A Lemay resident is among dozens of writers in HCI Books’ recent release titled “The Ultimate Gardener.”
Linda O’Connell has been writing short stories in such publications as “Chicken Soup for the Chocolate Lover’s Soul” for more than a decade.
“I’ve been published in a variety of publications,” O’Connell said. “I can’t remember all of them. My passion is teaching, but I love to write.”
O’Connell has taught at St. Stephen Early Childhood Development Program in South St. Louis for more than 30 years.
Her story “Grandpa’s Garden” was se-lected by “Ultimate Gardener” author Charlie Nardozzi of the National Gardening Association for inclusion in his chapter on memory gardens.
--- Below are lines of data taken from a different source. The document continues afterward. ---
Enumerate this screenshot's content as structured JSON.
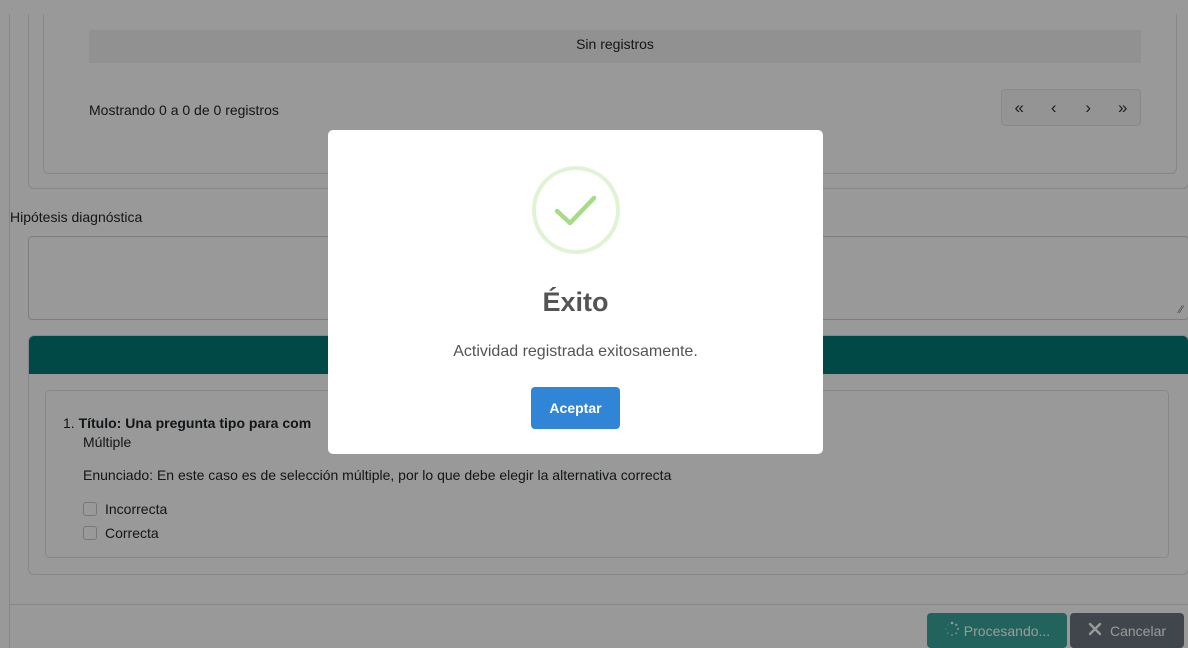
{
  "table": {
    "empty_message": "Sin registros",
    "info": "Mostrando 0 a 0 de 0 registros",
    "pager": {
      "first": "«",
      "prev": "‹",
      "next": "›",
      "last": "»"
    }
  },
  "hypothesis": {
    "label": "Hipótesis diagnóstica",
    "value": ""
  },
  "question": {
    "number": "1.",
    "title": "Título: Una pregunta tipo para com",
    "type": "Múltiple",
    "statement": "Enunciado: En este caso es de selección múltiple, por lo que debe elegir la alternativa correcta",
    "options": [
      "Incorrecta",
      "Correcta"
    ]
  },
  "footer": {
    "processing_label": "Procesando...",
    "cancel_label": "Cancelar"
  },
  "modal": {
    "icon": "success-check-icon",
    "title": "Éxito",
    "message": "Actividad registrada exitosamente.",
    "confirm_label": "Aceptar"
  },
  "colors": {
    "header_teal": "#007b76",
    "processing_button": "#3aa79b",
    "cancel_button": "#6c757d",
    "confirm_button": "#3085d6",
    "success_green": "#a5dc86"
  }
}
“I take a novel approach to my writing,” O’Connell explained. “The best writing tool is to connect with the reader. I believe we all have shared stories we can connect with. That’s my goal.”
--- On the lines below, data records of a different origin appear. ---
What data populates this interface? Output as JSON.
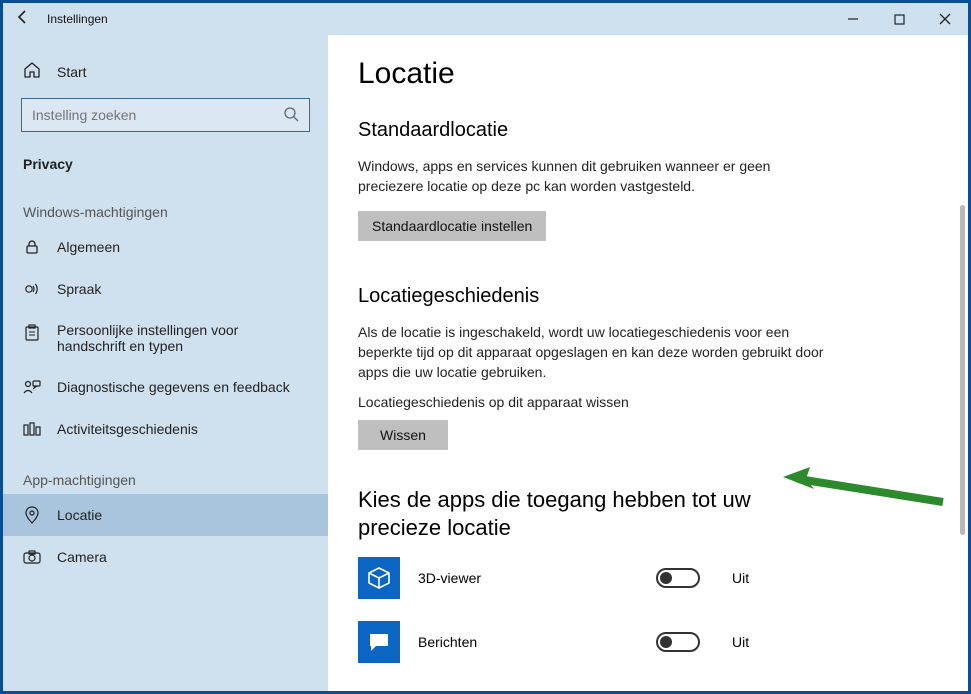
{
  "titlebar": {
    "title": "Instellingen"
  },
  "sidebar": {
    "home_label": "Start",
    "search_placeholder": "Instelling zoeken",
    "category_label": "Privacy",
    "section1_label": "Windows-machtigingen",
    "section2_label": "App-machtigingen",
    "items": [
      {
        "label": "Algemeen"
      },
      {
        "label": "Spraak"
      },
      {
        "label": "Persoonlijke instellingen voor handschrift en typen"
      },
      {
        "label": "Diagnostische gegevens en feedback"
      },
      {
        "label": "Activiteitsgeschiedenis"
      }
    ],
    "app_items": [
      {
        "label": "Locatie",
        "active": true
      },
      {
        "label": "Camera"
      }
    ]
  },
  "content": {
    "page_title": "Locatie",
    "section1": {
      "heading": "Standaardlocatie",
      "desc": "Windows, apps en services kunnen dit gebruiken wanneer er geen preciezere locatie op deze pc kan worden vastgesteld.",
      "button": "Standaardlocatie instellen"
    },
    "section2": {
      "heading": "Locatiegeschiedenis",
      "desc": "Als de locatie is ingeschakeld, wordt uw locatiegeschiedenis voor een beperkte tijd op dit apparaat opgeslagen en kan deze worden gebruikt door apps die uw locatie gebruiken.",
      "clear_label": "Locatiegeschiedenis op dit apparaat wissen",
      "clear_button": "Wissen"
    },
    "section3": {
      "heading": "Kies de apps die toegang hebben tot uw precieze locatie",
      "apps": [
        {
          "name": "3D-viewer",
          "state": "Uit"
        },
        {
          "name": "Berichten",
          "state": "Uit"
        }
      ]
    }
  }
}
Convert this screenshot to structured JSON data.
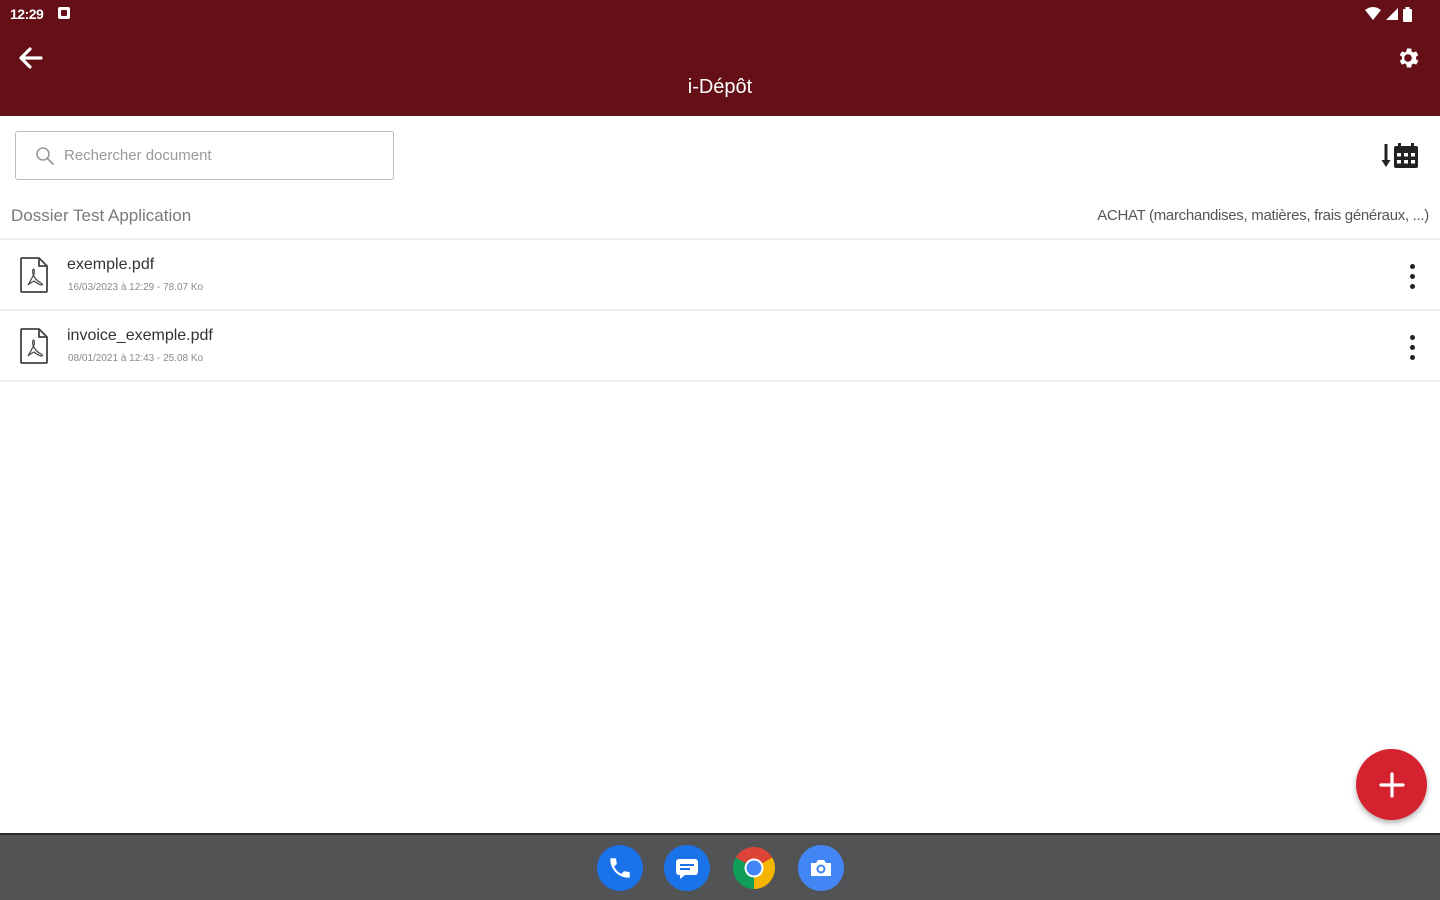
{
  "status_bar": {
    "time": "12:29"
  },
  "header": {
    "title": "i-Dépôt"
  },
  "search": {
    "placeholder": "Rechercher document",
    "value": ""
  },
  "context": {
    "folder": "Dossier Test Application",
    "category": "ACHAT (marchandises, matières, frais généraux, ...)"
  },
  "documents": [
    {
      "name": "exemple.pdf",
      "meta": "16/03/2023 à 12:29 - 78.07 Ko"
    },
    {
      "name": "invoice_exemple.pdf",
      "meta": "08/01/2021 à 12:43 - 25.08 Ko"
    }
  ],
  "colors": {
    "app_bar": "#650f17",
    "fab": "#d4232f",
    "taskbar": "#525355"
  },
  "icons": {
    "back": "arrow-left-icon",
    "settings": "gear-icon",
    "search": "search-icon",
    "sort": "sort-by-date-icon",
    "document": "pdf-file-icon",
    "menu": "more-vertical-icon",
    "add": "plus-icon",
    "dock": [
      "phone-icon",
      "messages-icon",
      "chrome-icon",
      "camera-icon"
    ]
  }
}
Her grandchildren, now 16 and 19 years old, were the inspiration for her gardening story. More than a decade ago, they loved helping O’Connell’s husband tend the garden he has set out each year since the family moved there.
“Along with a healthy crop of tomatoes and peppers, one season compassion grew in my husband’s garden,” O’Connell’s story starts.
The tale details how her grandchildren loved helping their grandpa garden, and then picks up again the following spring when it was time to plant their garden again.
O’Connell relates how a foot operation prevented her husband from beginning the planting soon enough for his eager helpers.
The children asked for and were given spoons to dig in the garden. The next thing the adults knew, the garden was populated by silk flowers O’Connell had intended to use as teaching aids in her preschool class.
“Bill and I laughed with delight at the brilliant crazy quilt of fake flowers they had stuck in the dirt, a compassionate gift intended for their recuperating grandpa,” she wrote near the conclusion of her story.
The grandchildren still want things grown in grandpa’s garden.
“My grandson grows tomatoes the size of large apples,” O’Connell. “My granddaughter likes flowers.”
The garden continues to generate stories.
Last year, a groundhog became the subject of a cross-fence rivalry.
After her husband chased the groundhog from his garden, it took up residence in the neighbor’s.
“It’s really comical to see these two old gents chasing that groundhog back and forth between their gardens,” she said. “My husband tells him: ‘He likes your beans’ and the neighbor will say: ‘No, no he likes your tomatoes.’ Gardening is its own universal language.”